Between January 26 and 28, 2019, you just need to sit down for an hour with a cup of tea and a slice of cake and watch and record the birds that visit your garden or local green space.

With your help last year, we learnt that house sparrows, starlings and blackbirds are the most seen garden birds in Norfolk. By collecting this data year-on-year we can monitor the long-term trends of different species. For example, despite making the top three, since 1979 house sparrows have declined nationally by 57%, starlings by 79%, and blackbirds by 27%.

It isn’t all bad news though! The average number of coal tits seen visiting gardens jumped up between 2017 and 2018. These little birds were seen in 32% of Norfolk gardens, and ranked at 14, jumping three places from 2017.

Goldfinches are one of the birds you may well see  Picture: John BridgesGoldfinches are one of the birds you may well see Picture: John Bridges

As well as counting birds, we want to know about some of the other wildlife you’ve seen throughout the year, so look out for badgers, foxes, grey squirrels, red squirrels, muntjacs deer, roe deer, frogs and toads.

All of the data you send in from your Big Garden Birdwatch is really important for building a picture of wildlife in gardens throughout the UK, including Norfolk.

Join us this year in Waterloo park

This year, we’re pleased to be running a free event in Waterloo park – introducing, the Biggest Birdwatch! Families are welcome to join us as we try and gather the largest group of people in the park for our very own communal birdwatch. There will be family activities running throughout including the opportunity to make your own bird feeders as well as complete our nature detective trails around the park. We’ll also be joined by BBC Springwatch presenter and naturalist, Lindsey Chapman. You can find out more details at our Facebook page.

Get ready: make your own fat balls and cakes

Step 1

You’ll need fat, such as lard or suet, which will set hard when cool.
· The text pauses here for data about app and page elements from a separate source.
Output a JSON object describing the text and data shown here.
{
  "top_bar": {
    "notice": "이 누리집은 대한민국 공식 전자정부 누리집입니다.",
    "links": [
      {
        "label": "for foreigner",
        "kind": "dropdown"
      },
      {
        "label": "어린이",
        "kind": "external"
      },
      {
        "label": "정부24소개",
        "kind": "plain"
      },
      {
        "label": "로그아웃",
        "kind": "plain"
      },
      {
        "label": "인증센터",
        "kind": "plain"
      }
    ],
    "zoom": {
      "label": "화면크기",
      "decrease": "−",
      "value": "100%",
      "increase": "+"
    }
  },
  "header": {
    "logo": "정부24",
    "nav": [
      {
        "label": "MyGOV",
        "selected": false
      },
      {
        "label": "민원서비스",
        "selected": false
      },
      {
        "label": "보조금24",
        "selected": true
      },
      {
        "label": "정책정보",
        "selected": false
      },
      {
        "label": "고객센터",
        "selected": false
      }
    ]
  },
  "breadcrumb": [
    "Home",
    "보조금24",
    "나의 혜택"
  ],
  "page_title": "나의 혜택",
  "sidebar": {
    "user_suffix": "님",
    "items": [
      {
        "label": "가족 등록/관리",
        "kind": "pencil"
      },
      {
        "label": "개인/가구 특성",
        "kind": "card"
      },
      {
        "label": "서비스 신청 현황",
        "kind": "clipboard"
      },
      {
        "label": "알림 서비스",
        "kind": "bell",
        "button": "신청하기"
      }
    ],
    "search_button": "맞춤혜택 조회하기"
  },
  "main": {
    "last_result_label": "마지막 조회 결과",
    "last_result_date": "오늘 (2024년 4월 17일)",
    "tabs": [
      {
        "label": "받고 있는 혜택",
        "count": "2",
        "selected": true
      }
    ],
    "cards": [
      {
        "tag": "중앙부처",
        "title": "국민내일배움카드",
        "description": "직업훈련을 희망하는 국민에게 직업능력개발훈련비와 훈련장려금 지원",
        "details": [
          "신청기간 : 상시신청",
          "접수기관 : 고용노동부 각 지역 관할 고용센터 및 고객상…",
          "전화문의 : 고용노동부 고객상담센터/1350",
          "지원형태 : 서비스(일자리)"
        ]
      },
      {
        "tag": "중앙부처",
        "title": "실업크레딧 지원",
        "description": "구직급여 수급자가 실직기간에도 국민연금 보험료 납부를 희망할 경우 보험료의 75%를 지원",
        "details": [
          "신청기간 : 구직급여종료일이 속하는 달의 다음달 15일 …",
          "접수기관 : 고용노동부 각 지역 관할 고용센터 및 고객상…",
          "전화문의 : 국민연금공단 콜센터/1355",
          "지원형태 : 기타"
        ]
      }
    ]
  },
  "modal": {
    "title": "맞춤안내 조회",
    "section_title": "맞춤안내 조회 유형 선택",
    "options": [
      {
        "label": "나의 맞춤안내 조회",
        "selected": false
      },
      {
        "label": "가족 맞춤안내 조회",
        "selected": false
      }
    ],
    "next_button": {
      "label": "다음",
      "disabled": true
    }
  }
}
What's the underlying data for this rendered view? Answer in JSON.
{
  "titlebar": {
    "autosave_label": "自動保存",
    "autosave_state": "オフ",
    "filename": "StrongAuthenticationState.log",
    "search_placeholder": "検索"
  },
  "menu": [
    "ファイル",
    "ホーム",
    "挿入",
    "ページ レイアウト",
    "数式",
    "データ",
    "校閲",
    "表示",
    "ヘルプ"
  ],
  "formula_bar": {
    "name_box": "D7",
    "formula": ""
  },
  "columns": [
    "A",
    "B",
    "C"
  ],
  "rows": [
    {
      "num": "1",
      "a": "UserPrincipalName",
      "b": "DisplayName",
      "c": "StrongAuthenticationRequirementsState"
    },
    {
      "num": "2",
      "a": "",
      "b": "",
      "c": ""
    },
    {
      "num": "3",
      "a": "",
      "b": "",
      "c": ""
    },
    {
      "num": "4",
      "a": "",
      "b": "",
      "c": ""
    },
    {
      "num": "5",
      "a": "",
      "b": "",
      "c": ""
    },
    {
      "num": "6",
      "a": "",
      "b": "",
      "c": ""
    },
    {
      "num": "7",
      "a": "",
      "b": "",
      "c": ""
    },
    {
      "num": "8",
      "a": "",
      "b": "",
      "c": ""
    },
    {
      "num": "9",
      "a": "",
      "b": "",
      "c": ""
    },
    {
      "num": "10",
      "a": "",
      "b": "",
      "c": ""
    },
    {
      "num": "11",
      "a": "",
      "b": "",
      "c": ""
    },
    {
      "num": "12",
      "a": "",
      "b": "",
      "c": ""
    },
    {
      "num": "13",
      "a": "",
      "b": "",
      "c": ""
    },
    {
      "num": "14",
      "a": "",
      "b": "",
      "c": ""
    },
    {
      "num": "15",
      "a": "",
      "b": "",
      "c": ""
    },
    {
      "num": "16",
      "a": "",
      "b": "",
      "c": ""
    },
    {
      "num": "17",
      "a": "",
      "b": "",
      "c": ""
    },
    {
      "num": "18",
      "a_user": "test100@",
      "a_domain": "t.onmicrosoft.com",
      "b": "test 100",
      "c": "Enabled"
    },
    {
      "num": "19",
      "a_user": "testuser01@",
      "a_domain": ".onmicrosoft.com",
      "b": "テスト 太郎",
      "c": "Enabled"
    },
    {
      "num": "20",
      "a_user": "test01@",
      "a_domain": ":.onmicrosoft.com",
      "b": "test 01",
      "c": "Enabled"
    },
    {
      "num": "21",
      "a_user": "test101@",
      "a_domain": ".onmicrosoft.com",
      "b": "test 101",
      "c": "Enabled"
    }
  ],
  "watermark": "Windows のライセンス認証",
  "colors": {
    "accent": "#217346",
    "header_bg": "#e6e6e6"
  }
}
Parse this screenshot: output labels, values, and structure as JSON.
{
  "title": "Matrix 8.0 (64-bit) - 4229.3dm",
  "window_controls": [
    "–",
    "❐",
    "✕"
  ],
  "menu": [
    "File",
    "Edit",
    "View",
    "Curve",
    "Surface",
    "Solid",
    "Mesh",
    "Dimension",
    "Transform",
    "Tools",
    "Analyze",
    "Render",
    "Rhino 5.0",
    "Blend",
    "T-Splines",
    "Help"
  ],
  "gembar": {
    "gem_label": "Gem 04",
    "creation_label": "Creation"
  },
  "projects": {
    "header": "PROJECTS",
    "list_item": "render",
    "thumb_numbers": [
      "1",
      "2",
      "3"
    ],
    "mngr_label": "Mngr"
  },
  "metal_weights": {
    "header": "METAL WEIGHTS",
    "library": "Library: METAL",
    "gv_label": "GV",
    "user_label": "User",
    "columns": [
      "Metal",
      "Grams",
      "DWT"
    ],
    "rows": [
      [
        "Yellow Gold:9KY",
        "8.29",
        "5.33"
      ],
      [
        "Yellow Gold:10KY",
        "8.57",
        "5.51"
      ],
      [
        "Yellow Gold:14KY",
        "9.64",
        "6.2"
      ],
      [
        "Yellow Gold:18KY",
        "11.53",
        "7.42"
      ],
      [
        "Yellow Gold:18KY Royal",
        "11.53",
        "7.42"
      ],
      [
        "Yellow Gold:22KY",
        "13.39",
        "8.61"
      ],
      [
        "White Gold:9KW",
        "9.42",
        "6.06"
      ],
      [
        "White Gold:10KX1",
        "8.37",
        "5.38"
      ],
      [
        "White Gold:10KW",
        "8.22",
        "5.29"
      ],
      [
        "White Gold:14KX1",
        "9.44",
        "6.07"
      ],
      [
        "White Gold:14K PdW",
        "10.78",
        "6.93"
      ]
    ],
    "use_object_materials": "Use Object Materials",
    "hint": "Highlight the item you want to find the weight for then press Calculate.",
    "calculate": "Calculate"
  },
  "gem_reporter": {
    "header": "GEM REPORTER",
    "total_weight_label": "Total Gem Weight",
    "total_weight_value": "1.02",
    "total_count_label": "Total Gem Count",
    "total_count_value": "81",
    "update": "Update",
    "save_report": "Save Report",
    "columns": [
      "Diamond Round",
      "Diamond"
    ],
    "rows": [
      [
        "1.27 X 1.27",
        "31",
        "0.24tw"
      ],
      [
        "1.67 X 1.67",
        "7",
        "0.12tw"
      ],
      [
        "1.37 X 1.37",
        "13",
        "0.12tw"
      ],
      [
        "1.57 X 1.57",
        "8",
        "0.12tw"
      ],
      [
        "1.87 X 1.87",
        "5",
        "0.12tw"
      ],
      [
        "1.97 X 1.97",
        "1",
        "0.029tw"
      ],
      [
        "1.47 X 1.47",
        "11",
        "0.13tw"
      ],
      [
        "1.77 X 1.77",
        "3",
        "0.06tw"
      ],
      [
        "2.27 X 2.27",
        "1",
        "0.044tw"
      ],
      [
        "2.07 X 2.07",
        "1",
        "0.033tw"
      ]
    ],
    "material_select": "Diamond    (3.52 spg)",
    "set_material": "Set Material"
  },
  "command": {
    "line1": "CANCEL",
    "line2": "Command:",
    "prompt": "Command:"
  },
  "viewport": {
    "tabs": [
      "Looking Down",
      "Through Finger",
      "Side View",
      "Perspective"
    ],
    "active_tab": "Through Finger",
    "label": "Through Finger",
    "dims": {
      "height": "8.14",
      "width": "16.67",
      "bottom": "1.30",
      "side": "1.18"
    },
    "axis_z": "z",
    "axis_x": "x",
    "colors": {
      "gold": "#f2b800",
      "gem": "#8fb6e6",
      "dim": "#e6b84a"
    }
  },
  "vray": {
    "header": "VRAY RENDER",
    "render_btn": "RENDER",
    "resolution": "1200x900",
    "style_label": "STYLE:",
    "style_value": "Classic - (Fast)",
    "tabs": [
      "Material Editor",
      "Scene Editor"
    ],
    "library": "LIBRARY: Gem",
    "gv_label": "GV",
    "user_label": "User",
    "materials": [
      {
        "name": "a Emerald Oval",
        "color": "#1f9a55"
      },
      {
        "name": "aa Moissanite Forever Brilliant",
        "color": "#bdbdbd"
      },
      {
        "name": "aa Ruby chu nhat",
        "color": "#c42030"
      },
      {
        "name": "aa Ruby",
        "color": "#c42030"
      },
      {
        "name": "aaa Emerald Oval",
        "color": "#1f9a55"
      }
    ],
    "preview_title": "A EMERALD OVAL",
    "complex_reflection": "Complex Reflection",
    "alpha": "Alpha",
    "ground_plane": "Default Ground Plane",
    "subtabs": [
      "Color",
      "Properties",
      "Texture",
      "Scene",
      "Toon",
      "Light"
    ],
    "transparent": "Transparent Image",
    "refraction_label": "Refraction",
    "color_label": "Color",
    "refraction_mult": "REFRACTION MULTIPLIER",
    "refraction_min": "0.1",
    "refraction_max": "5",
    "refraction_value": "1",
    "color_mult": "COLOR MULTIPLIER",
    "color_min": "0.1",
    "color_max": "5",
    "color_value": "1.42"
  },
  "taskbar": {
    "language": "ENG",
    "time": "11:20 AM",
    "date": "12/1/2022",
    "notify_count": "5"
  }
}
At room temperature it should be soft enough to stir with other ingredients.

Step 2

Pop the fat in a bowl and add a mixture of seeds, nuts, mealworms and other bird-friendly goodies. Stir.

Step 3

Roll the mixture into balls, and place into suitable bird feeders: ones made from a wire mesh which allows hungry birds to peck at the fat are ideal.

Step 4

Alternatively, stuff the mixture into holes in trees, or make a hole in the base of a yoghurt pot and thread string through it. Tie a knot inside the yogurt pot to keep the string in place. Fill the pot with the mixture and hang from a tree or bird table!

For your free Big Garden Birdwatch pack, which includes a bird identification chart, plus RSPB shop voucher and advice to help you attract wildlife to your garden, text BIRD to 70030 or go to the birdwatch section of the RSPB website.

If you value what this story gives you, please consider supporting the Norwich Evening News. Click the link in the orange box above for details.

Become a supporter

This newspaper has been a central part of community life for many years. Our industry faces testing times, which is why we're asking for your support. Every contribution will help us continue to produce local journalism that makes a measurable difference to our community.

Latest from the Norwich Evening News

to top arrow

Back to top